Instead, what I saw was a Hillary Clinton impersonator playing the piano, singing "Hallelujah" by the now late Leonard Cohen, almost in tears. The jokes were gone, the (thin) veneer of "balance" was absent, and it was clear the show was in a state of mourning. Turning to Twitter...of course...the rest of the social media world loved it.
My personal politics aside, I think what I witnessed was an example of the hyper partisan trend that has overtaken the late night comedy shows over the past decade. Starting with Jon Stewart, and now spanning to Stephen Colbert, Seth Meyers, Bill Maher, and John Oliver, there's an echo chamber of ideas that only focus on one side. Many of theses shows began with a left-tilt but still addressed everyone fairly equally...but over time have become sharper and sharper to one political side. To be fair, this has existed for years in talk radio on the other side, but that's hardly as visible as the late night comedy.
Regardless, while the election happened the way it did for many reason, but one of the reason so many people were blind-sided was the echo-chamber they found themselves in for months and months leading up to the election. As a result, we have a country that, rather than coming together with comedy, is now more divided than ever.

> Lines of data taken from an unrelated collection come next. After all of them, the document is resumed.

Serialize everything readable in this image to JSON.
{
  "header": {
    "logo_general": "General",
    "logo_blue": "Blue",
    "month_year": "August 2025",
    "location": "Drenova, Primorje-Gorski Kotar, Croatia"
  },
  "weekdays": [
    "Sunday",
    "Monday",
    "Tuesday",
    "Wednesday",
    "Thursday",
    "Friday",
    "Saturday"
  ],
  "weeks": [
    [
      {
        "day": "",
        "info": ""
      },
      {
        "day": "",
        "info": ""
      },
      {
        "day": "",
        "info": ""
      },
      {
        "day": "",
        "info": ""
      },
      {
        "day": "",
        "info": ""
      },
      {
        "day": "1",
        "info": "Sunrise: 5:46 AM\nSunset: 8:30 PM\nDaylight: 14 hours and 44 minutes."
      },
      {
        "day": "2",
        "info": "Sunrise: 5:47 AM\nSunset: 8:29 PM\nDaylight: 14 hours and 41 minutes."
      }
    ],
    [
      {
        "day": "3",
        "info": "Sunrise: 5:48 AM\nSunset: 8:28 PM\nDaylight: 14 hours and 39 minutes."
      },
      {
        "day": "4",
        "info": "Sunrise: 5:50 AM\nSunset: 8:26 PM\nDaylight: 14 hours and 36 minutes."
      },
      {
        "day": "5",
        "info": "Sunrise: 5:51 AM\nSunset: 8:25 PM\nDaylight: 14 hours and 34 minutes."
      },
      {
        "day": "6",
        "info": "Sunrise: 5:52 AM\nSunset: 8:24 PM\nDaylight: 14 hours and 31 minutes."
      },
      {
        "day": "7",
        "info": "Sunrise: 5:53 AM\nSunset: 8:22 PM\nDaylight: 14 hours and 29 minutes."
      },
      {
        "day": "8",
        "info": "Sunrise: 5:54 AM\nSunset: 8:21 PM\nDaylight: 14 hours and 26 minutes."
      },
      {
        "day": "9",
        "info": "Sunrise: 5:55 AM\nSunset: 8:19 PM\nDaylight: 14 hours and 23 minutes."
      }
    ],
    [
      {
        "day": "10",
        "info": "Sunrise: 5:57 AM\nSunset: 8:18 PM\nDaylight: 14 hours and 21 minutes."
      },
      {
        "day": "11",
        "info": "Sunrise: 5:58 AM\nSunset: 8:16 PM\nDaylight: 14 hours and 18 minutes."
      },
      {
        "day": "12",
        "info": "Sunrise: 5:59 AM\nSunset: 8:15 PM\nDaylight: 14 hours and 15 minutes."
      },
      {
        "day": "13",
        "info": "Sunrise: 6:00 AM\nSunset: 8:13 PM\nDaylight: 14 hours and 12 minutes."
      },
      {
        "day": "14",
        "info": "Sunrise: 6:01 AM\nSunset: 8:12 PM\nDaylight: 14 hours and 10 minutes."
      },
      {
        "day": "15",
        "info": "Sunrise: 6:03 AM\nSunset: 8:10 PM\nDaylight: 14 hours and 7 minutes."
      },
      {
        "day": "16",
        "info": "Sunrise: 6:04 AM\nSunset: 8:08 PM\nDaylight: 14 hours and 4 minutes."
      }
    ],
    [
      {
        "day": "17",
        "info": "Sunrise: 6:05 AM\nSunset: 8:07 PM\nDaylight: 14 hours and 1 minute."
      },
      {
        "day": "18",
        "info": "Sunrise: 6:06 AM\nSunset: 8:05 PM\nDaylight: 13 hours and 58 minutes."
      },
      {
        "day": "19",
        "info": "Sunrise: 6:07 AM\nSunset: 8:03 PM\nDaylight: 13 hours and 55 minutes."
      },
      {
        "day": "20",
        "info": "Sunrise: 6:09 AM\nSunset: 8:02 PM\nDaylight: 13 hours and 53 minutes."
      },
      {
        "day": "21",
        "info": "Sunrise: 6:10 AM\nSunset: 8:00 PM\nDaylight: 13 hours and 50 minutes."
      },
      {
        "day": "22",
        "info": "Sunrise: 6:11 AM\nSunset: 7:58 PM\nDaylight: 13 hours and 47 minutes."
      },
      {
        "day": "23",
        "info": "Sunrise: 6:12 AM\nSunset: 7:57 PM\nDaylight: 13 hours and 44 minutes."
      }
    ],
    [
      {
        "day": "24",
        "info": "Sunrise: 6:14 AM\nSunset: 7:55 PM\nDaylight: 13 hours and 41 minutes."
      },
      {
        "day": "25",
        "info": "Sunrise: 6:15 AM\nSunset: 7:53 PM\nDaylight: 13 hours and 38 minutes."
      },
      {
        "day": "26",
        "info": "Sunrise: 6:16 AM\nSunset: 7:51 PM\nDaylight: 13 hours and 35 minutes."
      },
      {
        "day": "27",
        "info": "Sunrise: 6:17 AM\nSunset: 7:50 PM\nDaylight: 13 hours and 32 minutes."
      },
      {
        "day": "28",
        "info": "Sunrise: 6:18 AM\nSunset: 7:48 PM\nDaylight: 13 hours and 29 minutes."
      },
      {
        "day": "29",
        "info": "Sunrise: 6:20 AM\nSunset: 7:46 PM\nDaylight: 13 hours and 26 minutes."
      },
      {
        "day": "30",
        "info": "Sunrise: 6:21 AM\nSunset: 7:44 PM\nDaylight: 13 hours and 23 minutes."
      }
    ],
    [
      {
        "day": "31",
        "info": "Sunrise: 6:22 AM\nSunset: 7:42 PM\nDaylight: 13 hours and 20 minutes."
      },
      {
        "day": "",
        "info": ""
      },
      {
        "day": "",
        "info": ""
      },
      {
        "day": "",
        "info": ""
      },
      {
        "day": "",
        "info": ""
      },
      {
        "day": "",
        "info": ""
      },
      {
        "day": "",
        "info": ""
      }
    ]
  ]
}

Of course, while I had this thought on my own, I found an article which articulates it even better. No matter if you were happy or depressed by the election, the article gives something interesting to think about. It's possible that the culture could be ready to shift back towards middle ground...or perhaps the left-leaning late night is about to double down.